Bosnia's Uneasy Peace: One-Year Report Card Shows Gains, Failures
SARAJEVO, BOSNIA-HERZEGOVINA — One year ago, a peace deal forged in Dayton, Ohio, halted the fighting in Bosnia. Since then, the country's once-thundering guns have remained silent, roads and bridges have been rebuilt, and an uneasy calm has returned. But much needs to be done before long-term stability can be assured.
On Dec. 4 and 5 in London, the parties involved in the original Dayton agreement will meet to make key decisions about how much the international community is willing to do to forge a foundation for peace. Included on the agenda is what kind of mandate to give a new force of 30,000 international troops.
Here is a look at the progress Bosnia has made and the challenges it faces:
Bosnia's three-year war took the lives of 60,000 to 200,000 people. The Dayton peace deal - and the 60,000 NATO and Russian troops sent to enforce it - made sure the killing stopped. The troops - 20,000 of whom were Americans - strictly enforced the military aspects of the peace agreement: withdrawal, demobilization, and disarmament of the country's three armies. These forces have reduced their sizes and put heavy weapons in places monitored by the NATO-led force called IFOR.
"If somebody were to try to launch a military offensive, we would know about it way ahead of time," says IFOR spokesman Brett Boudreau.
So far, IFOR has rebuilt 62 bridges, 330 miles of train tracks, more than 1,500 miles of roads, hundreds of schools and orphanages, 70 hospitals, and four airports - all at a cost of $330 million. IFOR troops have suffered 51 fatalities - mostly from car wrecks and land mines - but have not engaged in any battles. As long as an international military presence is in Bosnia, a return to war is unlikely.

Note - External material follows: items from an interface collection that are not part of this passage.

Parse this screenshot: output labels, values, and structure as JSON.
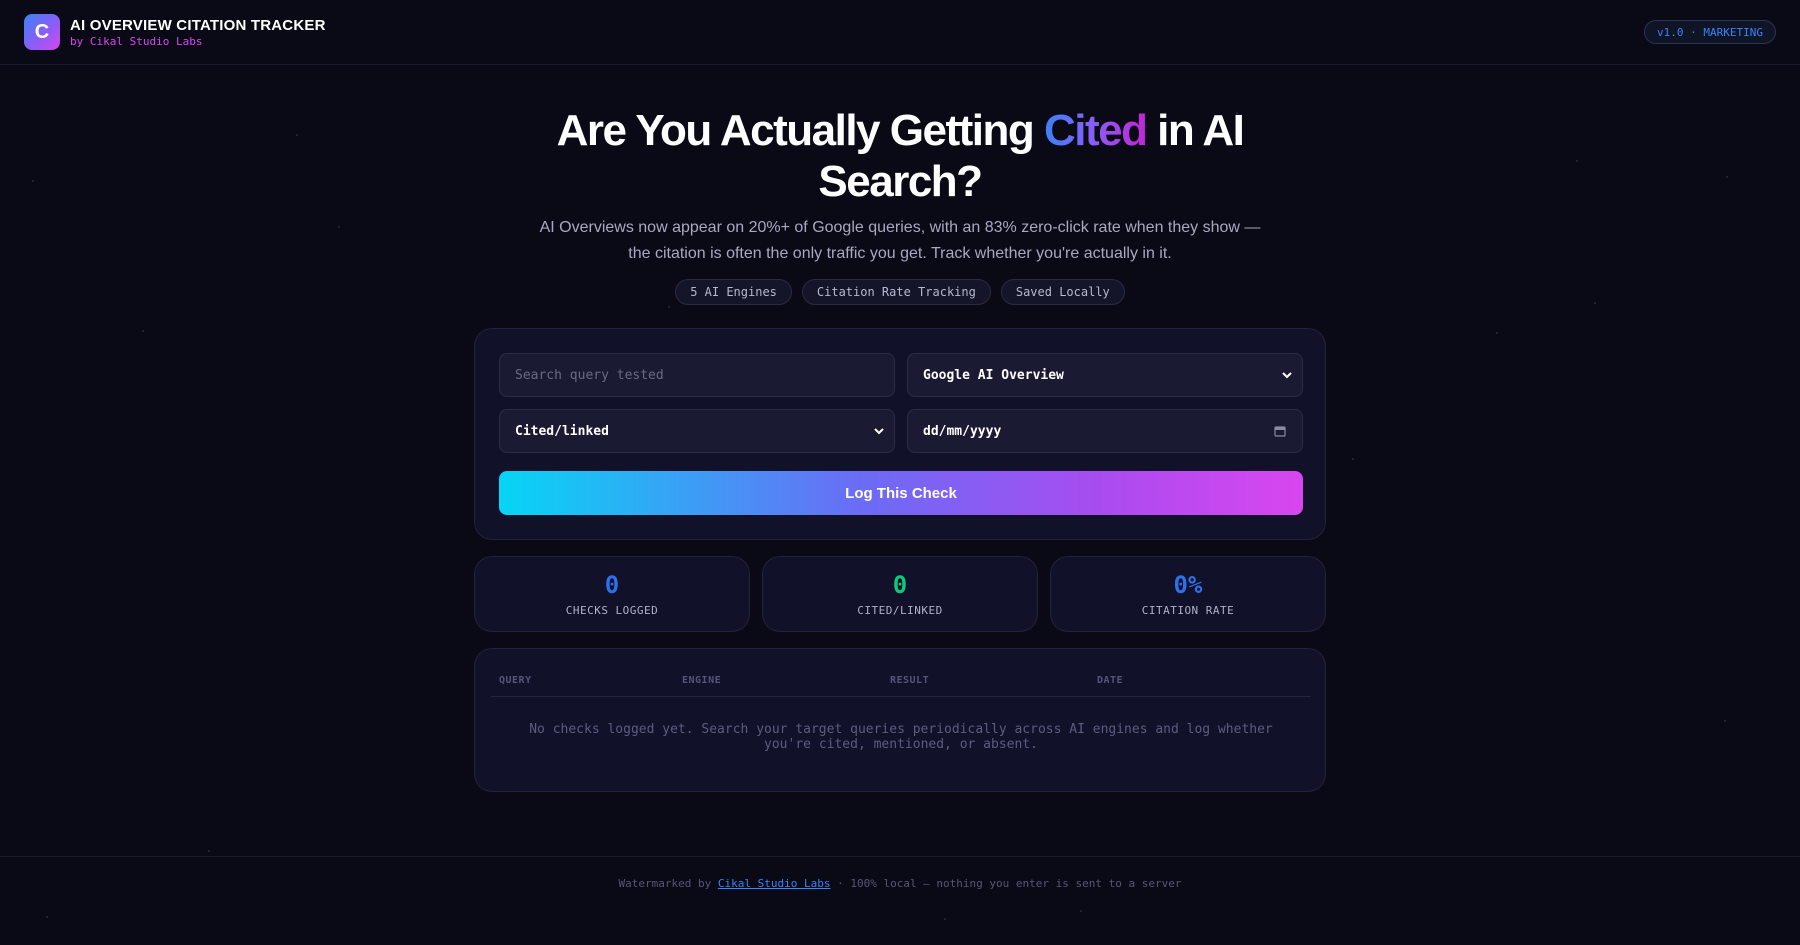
{
  "header": {
    "logo_letter": "C",
    "title": "AI OVERVIEW CITATION TRACKER",
    "subtitle": "by Cikal Studio Labs",
    "version_badge": "v1.0 · MARKETING"
  },
  "hero": {
    "title_part1": "Are You Actually Getting ",
    "title_highlight": "Cited",
    "title_part2": " in AI",
    "title_line2": "Search?",
    "description": "AI Overviews now appear on 20%+ of Google queries, with an 83% zero-click rate when they show — the citation is often the only traffic you get. Track whether you're actually in it.",
    "chips": [
      "5 AI Engines",
      "Citation Rate Tracking",
      "Saved Locally"
    ]
  },
  "form": {
    "query_placeholder": "Search query tested",
    "engine_selected": "Google AI Overview",
    "result_selected": "Cited/linked",
    "date_placeholder": "dd/mm/yyyy",
    "submit_label": "Log This Check"
  },
  "stats": [
    {
      "value": "0",
      "label": "CHECKS LOGGED",
      "color": "#2f6fe8"
    },
    {
      "value": "0",
      "label": "CITED/LINKED",
      "color": "#10c77a"
    },
    {
      "value": "0%",
      "label": "CITATION RATE",
      "color": "#2f6fe8"
    }
  ],
  "table": {
    "columns": [
      "QUERY",
      "ENGINE",
      "RESULT",
      "DATE"
    ],
    "empty_message": "No checks logged yet. Search your target queries periodically across AI engines and log whether you're cited, mentioned, or absent."
  },
  "footer": {
    "prefix": "Watermarked by ",
    "link_label": "Cikal Studio Labs",
    "suffix": " · 100% local — nothing you enter is sent to a server"
  },
  "colors": {
    "background": "#0a0a17",
    "accent_blue": "#3b82f6",
    "accent_magenta": "#d946ef",
    "accent_cyan": "#06d6f5"
  }
}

Balancing the apple cart
Although the military aspects of the peace deal have been well-implemented, its civilian elements are tougher to enforce, due, in part, to the international character of the Bosnian project.
The many countries, agencies, and civilian and military personnel charged with keeping peace, rebuilding infrastructure, and overseeing the creation of a government have their own ideas about what should be done.
But the effort has gone smoothly, largely because decisionmakers have shied away from enforcing key provisions of the deal for fear of upsetting the careful balance between the many nations involved. The London conferees will look at the following issues and try to decide on responses.
Of 74 people indicted by the international war crimes tribunal at The Hague, 67 are still free. IFOR's political masters - the United States most of all - have decided not to risk soldiers' lives to arrest them.
But many observers feel the integrity of the peace process is threatened by the continued impunity of these alleged architects of ethnic cleansing and genocide.
Some arrests are likely. One of the most prominent indictees, Gen. Ratko Mladic, quit the leadership of the Bosnian Serb army in November after a political battle with the civilian leadership. Without the army to protect him, IFOR may be more willing to arrest him.
The other major indictee is former Bosnian Serb president Radovan Karadzic, who quit under international pressure.
Although the rhetoric calling for the arrest of the indictees has recently increased, unless the international community is willing to risk harm to its troops, it is unlikely to make many arrests.
Bosnia is still divided into three hostile parts: Republika Srpska, controlled by Bosnian Serbs; the self-styled "Croatian Republic of Herceg-Bosna," with ties to Croatia; and the Muslim-led remainder. Under Dayton, Herceg-Bosna and the Muslim area have formed the Muslim-Croat Federation, but this link is tenuous.
Bosnian Serb and Bosnian Croat leaders oppose integration of their ethnically purified statelets and only cooperate because of international pressure. Despite assurances in the Dayton deal, travelers crossing ethnic lines are often subject to violence or official intimidation.
The London group must decide whether to involve the international community in trying to blur differences among the sides. This might entail abolishing the different license plates, which show the driver's home region and likely ethnicity; or reconnecting phones lines between the three ethnic areas.
The leaders of Herceg-Bosna and Republika Srpska have refused to allow the refugees they "ethnically cleansed" during the war to return home.
This violation of the Dayton deal has meant that only 220,000 of about 3 million war refugees have returned home, almost all of them to areas now controlled by their ethnic group. Meanwhile, 90,000 more people have been forced out of their homes.
Western governments have told IFOR not to enforce refugee returns, for fear of conflict. "If you need combat soldiers to escort you to your residence, its not the kind of place where you're really going to feel at home," says an IFOR spokesman.
Elections are less than free
Most agree that the Sept. 14 parliamentary and presidential elections occurred in an undemocratic climate and had dubious results. The vote also empowered nationalist parties. After much wrangling, however, Serbs, Muslims, and Croats agreed last month to the structure of a multiethnic government. The London conferees must decide how important fair elections are, because municipal elections are scheduled for spring.